(Stored entries)
___

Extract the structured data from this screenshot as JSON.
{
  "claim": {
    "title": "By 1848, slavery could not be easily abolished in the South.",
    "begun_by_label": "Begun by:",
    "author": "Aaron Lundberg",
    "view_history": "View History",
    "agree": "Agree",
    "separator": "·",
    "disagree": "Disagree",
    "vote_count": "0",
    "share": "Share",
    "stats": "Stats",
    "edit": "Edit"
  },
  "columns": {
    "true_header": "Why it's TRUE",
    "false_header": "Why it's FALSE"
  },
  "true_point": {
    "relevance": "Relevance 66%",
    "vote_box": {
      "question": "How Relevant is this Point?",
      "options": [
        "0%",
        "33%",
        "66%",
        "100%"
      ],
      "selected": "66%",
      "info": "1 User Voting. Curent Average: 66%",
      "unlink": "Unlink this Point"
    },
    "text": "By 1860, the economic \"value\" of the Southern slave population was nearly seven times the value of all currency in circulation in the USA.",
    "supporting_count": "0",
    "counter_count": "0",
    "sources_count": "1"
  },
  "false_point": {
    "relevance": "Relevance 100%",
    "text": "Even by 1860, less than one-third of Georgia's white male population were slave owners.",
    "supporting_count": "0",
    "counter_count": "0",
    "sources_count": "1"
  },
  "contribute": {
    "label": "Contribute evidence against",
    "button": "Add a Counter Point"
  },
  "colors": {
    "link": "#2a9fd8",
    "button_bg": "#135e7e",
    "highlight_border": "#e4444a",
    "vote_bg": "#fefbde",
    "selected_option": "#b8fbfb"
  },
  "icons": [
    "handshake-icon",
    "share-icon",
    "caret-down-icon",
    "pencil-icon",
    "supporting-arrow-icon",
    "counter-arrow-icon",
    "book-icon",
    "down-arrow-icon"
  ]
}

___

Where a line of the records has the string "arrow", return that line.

    "supporting-arrow-icon",
    "counter-arrow-icon",
    "down-arrow-icon"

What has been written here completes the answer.